Rick Wakeman said: 'I am so sad at so many friends passing away. Paul Daniels and Debbie were great friends & a wonderful couple. I shall miss Paul greatly.'
The Paul Daniels Magic Show regularly attracted 15 million viewers in the UK and was sold to 43 countries.
One of the most popular magicians of the 20th century, his success was unrivalled in the magic and entertainment world.
Daniels, born Newton Edwards Daniels in Middlesbrough in 1938, became interested in magic as a young child.
But it wasn't until 1969 that he became a full-time magician when he performed a summer season at Newquay.
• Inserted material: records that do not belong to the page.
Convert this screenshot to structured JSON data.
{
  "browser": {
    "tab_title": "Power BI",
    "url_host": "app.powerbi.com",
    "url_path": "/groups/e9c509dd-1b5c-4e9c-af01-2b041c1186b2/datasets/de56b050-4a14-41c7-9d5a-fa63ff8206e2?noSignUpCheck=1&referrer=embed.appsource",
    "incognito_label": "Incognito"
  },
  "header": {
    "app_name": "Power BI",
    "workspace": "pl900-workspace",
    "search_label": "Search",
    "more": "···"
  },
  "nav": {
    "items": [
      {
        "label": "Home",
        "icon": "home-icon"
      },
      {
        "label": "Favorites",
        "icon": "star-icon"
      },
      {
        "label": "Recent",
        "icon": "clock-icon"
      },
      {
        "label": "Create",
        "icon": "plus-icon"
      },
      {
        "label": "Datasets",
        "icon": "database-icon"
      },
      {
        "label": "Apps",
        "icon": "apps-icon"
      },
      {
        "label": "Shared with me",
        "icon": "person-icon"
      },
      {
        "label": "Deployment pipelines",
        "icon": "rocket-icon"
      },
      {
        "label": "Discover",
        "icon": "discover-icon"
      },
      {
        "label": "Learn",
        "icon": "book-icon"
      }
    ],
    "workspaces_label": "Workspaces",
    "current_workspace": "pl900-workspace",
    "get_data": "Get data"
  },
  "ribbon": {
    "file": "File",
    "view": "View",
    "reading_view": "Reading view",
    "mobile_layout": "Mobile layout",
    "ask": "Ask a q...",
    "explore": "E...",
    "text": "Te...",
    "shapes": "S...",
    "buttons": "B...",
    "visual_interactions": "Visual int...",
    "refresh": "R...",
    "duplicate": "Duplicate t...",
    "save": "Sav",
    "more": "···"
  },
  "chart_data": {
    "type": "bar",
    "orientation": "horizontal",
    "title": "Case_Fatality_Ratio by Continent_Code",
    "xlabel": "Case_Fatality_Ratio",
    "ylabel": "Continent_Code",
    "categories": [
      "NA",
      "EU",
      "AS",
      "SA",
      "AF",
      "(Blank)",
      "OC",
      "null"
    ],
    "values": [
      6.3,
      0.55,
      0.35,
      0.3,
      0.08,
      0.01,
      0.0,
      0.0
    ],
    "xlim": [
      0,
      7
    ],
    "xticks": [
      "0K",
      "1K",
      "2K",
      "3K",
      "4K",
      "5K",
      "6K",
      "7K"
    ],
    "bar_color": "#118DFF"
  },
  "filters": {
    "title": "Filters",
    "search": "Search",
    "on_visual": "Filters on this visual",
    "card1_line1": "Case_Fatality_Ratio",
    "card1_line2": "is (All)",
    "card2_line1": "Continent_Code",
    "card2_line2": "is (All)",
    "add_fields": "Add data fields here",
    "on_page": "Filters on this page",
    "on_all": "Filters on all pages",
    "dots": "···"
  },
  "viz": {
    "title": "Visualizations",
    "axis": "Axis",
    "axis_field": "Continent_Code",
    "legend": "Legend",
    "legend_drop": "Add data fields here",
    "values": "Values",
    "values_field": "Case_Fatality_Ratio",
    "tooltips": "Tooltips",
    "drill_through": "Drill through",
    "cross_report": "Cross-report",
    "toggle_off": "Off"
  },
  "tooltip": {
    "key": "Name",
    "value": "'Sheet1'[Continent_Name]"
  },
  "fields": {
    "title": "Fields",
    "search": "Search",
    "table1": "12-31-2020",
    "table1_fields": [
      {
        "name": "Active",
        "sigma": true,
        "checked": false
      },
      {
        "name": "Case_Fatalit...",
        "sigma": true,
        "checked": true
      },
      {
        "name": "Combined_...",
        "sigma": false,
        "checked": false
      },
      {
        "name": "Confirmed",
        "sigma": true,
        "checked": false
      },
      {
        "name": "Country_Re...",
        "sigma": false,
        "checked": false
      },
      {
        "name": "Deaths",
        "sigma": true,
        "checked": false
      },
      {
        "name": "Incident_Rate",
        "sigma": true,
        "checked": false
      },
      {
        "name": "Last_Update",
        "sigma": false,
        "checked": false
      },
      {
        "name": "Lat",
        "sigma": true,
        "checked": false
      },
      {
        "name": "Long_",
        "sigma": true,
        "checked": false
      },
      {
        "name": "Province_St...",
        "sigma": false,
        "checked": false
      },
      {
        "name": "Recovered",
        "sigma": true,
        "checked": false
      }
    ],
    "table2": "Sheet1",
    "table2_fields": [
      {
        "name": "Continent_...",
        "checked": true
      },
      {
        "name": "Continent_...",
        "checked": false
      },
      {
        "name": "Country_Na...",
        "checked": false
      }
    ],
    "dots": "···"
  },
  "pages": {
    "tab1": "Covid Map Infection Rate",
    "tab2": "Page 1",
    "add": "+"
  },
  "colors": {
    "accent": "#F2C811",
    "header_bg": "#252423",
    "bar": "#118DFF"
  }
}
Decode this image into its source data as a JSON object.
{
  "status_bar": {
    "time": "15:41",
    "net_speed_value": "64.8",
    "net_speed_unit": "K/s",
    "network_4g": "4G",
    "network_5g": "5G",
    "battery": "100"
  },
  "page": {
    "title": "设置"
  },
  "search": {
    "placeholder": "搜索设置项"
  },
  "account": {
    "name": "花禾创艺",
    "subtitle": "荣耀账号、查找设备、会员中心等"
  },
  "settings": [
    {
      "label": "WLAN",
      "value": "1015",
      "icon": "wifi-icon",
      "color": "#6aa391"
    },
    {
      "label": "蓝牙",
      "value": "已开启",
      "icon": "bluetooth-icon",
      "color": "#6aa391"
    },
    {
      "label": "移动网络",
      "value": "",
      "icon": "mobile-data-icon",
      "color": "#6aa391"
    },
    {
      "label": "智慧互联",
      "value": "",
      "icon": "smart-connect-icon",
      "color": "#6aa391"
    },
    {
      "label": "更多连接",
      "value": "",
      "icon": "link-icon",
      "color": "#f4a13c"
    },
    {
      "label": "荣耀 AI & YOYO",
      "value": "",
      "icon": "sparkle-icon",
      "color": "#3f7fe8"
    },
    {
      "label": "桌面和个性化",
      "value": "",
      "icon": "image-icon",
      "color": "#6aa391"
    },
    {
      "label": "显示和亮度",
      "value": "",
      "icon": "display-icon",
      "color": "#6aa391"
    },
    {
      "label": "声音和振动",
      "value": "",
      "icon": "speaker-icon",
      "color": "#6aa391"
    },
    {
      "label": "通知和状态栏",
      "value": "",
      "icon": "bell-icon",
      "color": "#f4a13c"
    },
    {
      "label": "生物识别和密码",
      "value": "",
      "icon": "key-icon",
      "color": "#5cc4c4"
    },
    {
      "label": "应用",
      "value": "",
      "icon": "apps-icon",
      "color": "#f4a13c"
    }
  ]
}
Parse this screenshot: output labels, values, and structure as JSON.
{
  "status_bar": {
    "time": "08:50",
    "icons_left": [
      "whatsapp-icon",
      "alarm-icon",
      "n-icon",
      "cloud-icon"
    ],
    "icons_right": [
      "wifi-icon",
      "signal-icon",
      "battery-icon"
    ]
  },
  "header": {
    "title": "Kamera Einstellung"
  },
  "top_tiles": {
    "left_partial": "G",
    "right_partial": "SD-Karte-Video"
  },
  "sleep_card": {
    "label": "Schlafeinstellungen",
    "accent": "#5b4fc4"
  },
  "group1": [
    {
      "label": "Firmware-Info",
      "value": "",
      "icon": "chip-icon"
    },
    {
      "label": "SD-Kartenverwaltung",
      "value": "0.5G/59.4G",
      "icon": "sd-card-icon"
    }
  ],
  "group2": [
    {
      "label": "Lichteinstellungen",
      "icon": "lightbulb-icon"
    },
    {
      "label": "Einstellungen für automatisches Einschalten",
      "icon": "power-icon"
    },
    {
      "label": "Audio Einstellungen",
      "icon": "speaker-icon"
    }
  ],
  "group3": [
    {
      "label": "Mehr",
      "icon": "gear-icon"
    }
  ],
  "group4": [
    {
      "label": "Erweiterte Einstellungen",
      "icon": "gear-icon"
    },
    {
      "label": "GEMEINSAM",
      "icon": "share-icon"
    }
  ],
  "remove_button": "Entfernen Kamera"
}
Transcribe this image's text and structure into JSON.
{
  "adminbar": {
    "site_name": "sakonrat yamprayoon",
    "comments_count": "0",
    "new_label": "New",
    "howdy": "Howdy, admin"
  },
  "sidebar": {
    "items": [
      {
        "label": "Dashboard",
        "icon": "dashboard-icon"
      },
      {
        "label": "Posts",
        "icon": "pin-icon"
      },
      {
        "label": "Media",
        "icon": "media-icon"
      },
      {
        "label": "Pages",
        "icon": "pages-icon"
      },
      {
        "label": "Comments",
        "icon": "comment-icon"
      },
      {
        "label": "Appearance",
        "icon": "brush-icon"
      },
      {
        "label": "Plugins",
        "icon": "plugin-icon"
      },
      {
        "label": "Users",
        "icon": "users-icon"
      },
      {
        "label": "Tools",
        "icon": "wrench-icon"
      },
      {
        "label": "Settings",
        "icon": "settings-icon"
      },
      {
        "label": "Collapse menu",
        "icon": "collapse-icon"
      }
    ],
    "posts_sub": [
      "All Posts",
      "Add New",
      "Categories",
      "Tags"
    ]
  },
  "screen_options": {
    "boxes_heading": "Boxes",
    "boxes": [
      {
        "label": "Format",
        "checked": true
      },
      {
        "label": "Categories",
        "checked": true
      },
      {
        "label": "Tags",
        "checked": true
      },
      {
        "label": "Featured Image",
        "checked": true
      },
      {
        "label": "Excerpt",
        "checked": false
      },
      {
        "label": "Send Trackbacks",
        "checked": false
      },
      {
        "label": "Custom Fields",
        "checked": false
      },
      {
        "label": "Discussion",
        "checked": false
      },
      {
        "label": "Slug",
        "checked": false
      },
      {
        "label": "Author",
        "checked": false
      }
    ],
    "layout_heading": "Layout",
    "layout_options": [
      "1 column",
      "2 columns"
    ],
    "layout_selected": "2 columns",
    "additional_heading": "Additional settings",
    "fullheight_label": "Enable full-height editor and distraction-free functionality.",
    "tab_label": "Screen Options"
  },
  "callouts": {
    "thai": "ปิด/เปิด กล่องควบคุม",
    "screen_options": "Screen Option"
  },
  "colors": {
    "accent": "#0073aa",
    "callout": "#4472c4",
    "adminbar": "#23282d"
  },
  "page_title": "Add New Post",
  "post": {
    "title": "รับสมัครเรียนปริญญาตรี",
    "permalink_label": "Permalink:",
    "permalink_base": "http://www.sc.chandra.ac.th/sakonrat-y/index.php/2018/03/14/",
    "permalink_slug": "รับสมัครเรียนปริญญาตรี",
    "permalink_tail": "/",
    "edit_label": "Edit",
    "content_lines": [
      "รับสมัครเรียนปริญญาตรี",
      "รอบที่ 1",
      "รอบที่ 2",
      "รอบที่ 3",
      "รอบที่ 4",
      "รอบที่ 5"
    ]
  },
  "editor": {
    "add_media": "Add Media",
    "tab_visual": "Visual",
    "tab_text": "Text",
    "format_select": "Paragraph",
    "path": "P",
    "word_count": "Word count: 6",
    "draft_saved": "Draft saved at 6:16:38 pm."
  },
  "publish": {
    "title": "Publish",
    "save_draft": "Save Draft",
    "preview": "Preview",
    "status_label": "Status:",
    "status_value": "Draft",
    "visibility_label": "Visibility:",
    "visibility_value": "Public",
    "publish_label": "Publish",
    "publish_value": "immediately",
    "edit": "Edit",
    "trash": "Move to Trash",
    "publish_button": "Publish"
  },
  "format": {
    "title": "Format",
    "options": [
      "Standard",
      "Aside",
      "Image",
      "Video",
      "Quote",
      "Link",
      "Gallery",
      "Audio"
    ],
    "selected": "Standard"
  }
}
The following year Daniels came second in talent show Opportunity Knocks, which led to him being offered a regular slot on the ITV variety show The Wheeltappers and Shunters Social Club.
Then in 1979 The Paul Daniels Magic Show hit UK screens on the BBC and Daniels became a household name.
Famous for his self-deprecating humour, his catchphrase was: 'You'll like this... not a lot, but you'll like it.'
It was at auditions for the hit show that Daniels met his second wife, Debbie McGee.
Daniels was, at this point, separated from his first wife Jacqueline, with whom he had three sons, Paul, Martin and Gary. Martin Daniels regularly appeared on television with his father as a magician.
When McGee met Daniels, she was a soloist in the Iranian National Ballet in Tehran who had been forced to flee the country when the 1979 Iranian Revolution broke out.
After auditioning, the successful ballerina was initially disappointed to be selected for The Paul Daniels Show in Great Yarmouth.
'I had no idea who he was or what he did. People told me he was a magician, and my heart sank,' she told The Guardian in 2014.
'Then I saw him on TV at a friend's house, on the quiz show Blankety Blank. He was very funny - he took his jacket off and had a Superman T-shirt on and red knickers over his trousers. I was in hysterics,' she added.
Daniels and McGee married in 1988 and she continued to be his assistant on the show until it was axed in 1994.
Daniels also presented game shows in the 1980s and 90s such as Wipeout, Every Second Counts and Odd One Out.
His wit, charm, and magic skills earned him a reputation which meant that he performed for Princes William and Harry, Prime Ministers John Major and James Callaghan, Prince Rainier of Monaco and others.
Daniels was famous for his close-up magic and entertainment shows, but was less known for his special effects work.
He designed the special effects for the stage productions of Cats and Phantom Of The Opera, and was commissioned by the English National ballet to create magical effects for The Nutcracker.
In his later years, Daniels and his wife toured the country with magic and comedy shows, entertaining old fans and new generations alike with his skills.